Entries from a dataset of interfaces
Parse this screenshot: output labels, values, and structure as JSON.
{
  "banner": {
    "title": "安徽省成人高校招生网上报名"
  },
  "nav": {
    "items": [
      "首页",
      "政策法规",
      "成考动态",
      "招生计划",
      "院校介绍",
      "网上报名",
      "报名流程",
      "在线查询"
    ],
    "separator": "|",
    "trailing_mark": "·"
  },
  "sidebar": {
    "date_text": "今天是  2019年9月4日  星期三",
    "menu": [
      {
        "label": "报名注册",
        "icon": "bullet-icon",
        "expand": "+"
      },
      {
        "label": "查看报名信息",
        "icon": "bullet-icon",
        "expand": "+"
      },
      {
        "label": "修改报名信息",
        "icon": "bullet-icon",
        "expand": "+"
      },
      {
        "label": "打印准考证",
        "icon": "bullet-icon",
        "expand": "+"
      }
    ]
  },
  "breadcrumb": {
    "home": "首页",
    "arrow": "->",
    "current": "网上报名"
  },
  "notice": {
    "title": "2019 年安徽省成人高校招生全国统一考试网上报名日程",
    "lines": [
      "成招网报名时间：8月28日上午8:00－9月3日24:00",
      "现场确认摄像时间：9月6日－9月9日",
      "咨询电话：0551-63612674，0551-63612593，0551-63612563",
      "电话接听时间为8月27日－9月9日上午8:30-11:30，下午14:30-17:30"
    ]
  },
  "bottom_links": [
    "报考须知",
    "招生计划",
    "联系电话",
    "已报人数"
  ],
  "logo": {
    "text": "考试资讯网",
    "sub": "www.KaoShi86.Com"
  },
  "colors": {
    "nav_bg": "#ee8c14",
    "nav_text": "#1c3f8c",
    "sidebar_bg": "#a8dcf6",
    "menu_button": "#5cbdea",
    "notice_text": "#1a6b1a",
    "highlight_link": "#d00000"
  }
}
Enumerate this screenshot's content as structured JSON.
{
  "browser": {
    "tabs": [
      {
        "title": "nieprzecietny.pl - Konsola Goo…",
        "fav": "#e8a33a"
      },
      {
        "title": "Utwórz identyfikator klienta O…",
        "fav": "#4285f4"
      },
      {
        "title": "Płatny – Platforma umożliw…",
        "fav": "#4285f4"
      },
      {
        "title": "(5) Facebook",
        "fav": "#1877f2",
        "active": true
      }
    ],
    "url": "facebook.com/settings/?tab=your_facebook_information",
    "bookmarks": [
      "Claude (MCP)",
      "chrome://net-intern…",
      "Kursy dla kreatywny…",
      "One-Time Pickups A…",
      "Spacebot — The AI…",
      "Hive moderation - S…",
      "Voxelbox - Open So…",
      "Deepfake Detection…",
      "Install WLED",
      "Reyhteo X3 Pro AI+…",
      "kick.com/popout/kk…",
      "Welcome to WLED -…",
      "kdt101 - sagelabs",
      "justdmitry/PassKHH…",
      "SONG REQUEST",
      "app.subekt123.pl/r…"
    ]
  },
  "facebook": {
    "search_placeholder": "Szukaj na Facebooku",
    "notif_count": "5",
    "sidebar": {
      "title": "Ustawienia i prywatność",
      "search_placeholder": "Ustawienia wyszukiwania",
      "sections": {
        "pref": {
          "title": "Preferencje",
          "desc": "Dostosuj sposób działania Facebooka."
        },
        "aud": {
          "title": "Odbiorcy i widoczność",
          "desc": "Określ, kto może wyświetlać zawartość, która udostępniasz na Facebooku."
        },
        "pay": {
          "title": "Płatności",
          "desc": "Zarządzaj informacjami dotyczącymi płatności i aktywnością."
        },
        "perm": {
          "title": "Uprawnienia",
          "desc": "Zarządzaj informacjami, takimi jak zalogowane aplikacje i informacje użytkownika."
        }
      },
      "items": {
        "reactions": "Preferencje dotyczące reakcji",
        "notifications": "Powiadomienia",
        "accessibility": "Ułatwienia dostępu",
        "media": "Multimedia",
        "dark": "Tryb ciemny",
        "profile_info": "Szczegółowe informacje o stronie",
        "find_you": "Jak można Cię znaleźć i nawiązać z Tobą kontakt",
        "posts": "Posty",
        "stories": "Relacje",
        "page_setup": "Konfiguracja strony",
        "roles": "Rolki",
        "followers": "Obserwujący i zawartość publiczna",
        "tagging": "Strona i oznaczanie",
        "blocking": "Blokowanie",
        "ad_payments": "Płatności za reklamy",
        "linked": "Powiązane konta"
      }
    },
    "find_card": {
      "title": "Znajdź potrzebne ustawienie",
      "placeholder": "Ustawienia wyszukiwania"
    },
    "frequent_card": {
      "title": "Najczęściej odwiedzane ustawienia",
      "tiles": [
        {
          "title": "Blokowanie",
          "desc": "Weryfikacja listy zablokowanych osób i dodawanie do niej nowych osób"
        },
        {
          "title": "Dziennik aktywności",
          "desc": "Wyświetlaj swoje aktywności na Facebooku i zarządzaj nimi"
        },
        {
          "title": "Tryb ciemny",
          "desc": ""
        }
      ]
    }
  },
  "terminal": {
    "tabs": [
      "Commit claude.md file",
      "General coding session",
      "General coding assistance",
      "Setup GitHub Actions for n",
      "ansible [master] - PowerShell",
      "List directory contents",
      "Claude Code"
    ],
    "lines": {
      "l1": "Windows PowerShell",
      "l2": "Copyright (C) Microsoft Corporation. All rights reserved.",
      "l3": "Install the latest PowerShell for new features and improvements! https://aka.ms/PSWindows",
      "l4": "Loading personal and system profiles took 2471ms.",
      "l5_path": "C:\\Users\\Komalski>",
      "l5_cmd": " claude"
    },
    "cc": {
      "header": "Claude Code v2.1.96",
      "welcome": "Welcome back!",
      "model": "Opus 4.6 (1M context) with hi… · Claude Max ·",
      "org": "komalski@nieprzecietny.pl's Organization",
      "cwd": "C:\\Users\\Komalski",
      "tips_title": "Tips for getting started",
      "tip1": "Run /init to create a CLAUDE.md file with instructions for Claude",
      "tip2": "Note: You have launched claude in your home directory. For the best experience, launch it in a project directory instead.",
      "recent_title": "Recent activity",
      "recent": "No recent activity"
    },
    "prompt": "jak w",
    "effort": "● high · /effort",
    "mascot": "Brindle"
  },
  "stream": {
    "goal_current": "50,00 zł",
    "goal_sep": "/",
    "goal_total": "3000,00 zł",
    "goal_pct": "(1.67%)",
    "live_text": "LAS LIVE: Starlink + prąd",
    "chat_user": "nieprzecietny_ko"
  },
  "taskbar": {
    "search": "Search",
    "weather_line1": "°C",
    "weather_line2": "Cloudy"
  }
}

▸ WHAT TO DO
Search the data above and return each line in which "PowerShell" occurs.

▸ EXERCISE OUTPUT
      "ansible [master] - PowerShell",
      "l1": "Windows PowerShell",
      "l3": "Install the latest PowerShell for new features and improvements! https://aka.ms/PSWindows",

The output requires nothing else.